Fine Art Photography Tips

You’ve created a painting, print or drawing and you’d like to photograph it for your portfolio, before you send it to your eager client, or to the gallery owner for approval before you pack it up, but did you consider making prints of you work and selling those on ETSY?

5 Considerations That Complicate the Process of Photographing Fine Art for Reproduction

Photographing art for reproduction is a complex task that requires careful consideration to ensure accurate and high-quality results. Various factors can complicate this process, and understanding them is crucial for photographers and artists alike. Here are five considerations that add complexity to reproducing art through photography:

  1. Lighting: Capturing art in a way that accurately represents its colours, textures, and details requires controlled lighting conditions. Proper lighting setups, avoiding reflections, and minimizing shadows are vital for faithful reproduction.

    How I deal with this: I have constructed special lighting equipment that allows me to eliminate most highlights. This setup is also ideal for photographing high-end watches, where you’re dealing with transparent and reflective surfaces stacked together that interact with light in the scene. The lights have to be arranged to illuminate any direct reflections and I then do a number of exposures. Later, I overlay these in photo processing software so I can show or hide different aspects of the surfaces I photograph.
  2. Colour Accuracy: Any artist will tell you: colour is complicated.
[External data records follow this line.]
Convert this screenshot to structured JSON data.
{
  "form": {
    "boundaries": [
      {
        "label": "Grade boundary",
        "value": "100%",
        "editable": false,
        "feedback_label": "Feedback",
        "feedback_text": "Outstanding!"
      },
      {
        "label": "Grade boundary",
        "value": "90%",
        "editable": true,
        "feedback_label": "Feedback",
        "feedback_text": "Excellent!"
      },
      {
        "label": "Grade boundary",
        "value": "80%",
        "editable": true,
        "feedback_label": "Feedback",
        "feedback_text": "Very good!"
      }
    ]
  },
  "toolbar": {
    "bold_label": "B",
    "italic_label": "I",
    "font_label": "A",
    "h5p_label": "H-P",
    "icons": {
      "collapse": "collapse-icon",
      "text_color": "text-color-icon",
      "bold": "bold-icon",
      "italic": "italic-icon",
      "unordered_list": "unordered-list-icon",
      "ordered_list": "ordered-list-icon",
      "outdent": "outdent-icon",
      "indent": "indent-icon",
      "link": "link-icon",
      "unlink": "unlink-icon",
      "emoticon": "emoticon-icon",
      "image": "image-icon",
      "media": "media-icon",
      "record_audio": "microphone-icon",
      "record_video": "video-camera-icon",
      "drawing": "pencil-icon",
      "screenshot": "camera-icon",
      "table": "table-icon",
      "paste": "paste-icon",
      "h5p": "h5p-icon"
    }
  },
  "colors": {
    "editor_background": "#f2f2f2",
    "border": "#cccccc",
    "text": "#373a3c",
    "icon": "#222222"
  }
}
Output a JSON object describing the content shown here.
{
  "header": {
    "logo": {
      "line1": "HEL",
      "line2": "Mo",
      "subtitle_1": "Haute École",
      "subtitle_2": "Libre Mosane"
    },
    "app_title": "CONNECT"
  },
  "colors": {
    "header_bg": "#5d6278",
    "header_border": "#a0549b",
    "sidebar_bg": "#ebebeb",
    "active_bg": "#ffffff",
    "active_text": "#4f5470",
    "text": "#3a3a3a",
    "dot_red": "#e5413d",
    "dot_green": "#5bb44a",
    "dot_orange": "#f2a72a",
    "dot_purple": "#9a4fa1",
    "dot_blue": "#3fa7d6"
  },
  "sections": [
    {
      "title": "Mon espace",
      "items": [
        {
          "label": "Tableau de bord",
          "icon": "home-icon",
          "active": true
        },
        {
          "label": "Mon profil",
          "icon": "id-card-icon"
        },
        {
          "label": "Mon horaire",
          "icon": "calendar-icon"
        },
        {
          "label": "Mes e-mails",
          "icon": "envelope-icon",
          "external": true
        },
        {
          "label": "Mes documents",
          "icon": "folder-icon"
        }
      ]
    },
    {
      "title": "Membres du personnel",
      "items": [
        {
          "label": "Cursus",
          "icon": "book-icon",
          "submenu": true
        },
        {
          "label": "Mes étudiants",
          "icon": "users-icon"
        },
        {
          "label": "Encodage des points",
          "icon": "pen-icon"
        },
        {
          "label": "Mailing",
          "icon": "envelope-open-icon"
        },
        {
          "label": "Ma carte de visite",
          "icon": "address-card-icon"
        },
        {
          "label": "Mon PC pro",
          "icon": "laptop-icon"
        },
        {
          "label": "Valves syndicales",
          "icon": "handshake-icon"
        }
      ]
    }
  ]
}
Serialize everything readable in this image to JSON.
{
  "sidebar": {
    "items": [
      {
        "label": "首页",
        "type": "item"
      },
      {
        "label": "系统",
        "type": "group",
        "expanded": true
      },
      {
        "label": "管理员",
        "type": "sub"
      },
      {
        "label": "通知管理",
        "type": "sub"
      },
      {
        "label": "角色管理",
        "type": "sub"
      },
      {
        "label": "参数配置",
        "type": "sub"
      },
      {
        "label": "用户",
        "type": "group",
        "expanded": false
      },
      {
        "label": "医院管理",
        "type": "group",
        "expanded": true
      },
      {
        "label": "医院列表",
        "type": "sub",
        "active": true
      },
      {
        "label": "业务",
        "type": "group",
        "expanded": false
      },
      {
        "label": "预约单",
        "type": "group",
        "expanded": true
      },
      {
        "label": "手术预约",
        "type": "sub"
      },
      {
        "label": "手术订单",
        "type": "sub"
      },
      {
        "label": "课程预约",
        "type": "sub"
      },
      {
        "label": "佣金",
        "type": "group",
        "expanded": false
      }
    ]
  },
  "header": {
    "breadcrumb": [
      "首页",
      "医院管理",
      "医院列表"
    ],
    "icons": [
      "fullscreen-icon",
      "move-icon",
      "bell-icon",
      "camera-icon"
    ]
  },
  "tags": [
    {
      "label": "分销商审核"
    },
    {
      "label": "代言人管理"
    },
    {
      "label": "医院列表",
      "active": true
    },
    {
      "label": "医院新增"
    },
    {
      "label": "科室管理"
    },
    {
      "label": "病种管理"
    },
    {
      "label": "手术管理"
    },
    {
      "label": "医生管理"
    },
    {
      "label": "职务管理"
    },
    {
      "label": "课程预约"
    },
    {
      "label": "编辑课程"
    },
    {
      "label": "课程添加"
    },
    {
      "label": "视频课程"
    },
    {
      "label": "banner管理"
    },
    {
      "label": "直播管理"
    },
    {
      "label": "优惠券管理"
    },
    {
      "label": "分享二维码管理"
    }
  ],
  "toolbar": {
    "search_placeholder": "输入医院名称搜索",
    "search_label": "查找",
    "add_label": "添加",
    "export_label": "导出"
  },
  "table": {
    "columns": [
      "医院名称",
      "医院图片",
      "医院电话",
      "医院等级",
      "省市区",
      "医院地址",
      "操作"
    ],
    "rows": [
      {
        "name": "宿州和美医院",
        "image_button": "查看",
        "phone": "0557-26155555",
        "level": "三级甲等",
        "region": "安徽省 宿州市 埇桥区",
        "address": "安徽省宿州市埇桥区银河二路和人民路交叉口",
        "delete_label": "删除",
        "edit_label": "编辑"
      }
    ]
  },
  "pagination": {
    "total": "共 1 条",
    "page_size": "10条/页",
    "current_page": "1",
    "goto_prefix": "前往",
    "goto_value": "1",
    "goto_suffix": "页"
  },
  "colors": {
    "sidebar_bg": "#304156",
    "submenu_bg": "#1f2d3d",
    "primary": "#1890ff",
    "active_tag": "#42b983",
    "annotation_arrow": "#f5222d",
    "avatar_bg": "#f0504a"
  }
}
It’s not just because we perceive colour through eyes that are constantly changing to make the best of current conditions, but also the different technology we use to capture and display images react differently to light than the original media. Translating the precise colours of an artwork into a digital photograph is challenging and in some cases, the best we can hope for is an acceptable approximation.

    I have found: It’s best to think of a photograph of your artwork as a separate entity. It will be displayed differently if it is shown on an illuminated display. Different adjustments need to be made to translate the digital RGB image into CMYK colour for printing and even the choice of media can affect how we read the colours and details in an image.

    There are several things I do to ensure that my photo is an acceptable approximation of the experience of your art. The most important is photographing in RAW and getting a good white balance (though even that is a moving target sometimes).

    I will sit with you to do fine adjustments to balance colour, contrast and other factors, and I’ll maintain a digital copy for future adjustments.
  3. Texture and Dimensionality: Reproducing the physicality and texture of art, such as brushstrokes or surface irregularities, is demanding. Capturing fine details while preserving these features of the art requires judgement and control. It’s a delicate balance.

    Whenever I photograph art, I invite the artist to collaborate. I feel it’s best to discuss the fact that this is a derivative work in another medium, not an exact copy, and since you’re the artist, your judgement has to be my guiding principle.
  4. Composition and Framing: Deciding on the ideal composition and framing to capture the essence of the artwork requires artistic judgment. Proper alignment, symmetry, and perspective are crucial in creating an accurate representation.

    While certain lenses will introduce distortions, or different results at different distances to a piece, I use my best judgement in compensating and eliminating unwanted perspective, especially in photographing flat paintings.
  5. Reflections and Glare: The presence of glass or glossy surfaces in art, such as frames or varnish, can introduce unwanted reflections and glare. At times, different parts of a piece can have variations in glossy or matt surfaces, I always discuss the artist’s intent when planning to capture photographs of a piece. Skilful lighting and careful positioning are necessary to make the most of this aspect of art.

In conclusion, photographing art for reproduction is a complex process that demands attention to detail involving lighting, colour accuracy, texture, composition, and reflections. By understanding and addressing these considerations, I create faithful reproductions that capture the true essence and beauty of the original artwork.

As a professional photographer with some years of experience, I know the strengths and limitations of my process, and I’m always looking to improve. Your feedback helps me realise your vision and improve my offering.

Dirk Jonker is your friendly, Real Happy Pictures photographer. He believes in kindness and equality and works well with animals, children and the elderly. He is patient, kind and generous with his time and attention.

“I’m a visual thinker and I enjoy making images. I draw, paint and make prints, among other things. My other interests include acting, music and fitness. You can find me here on social media: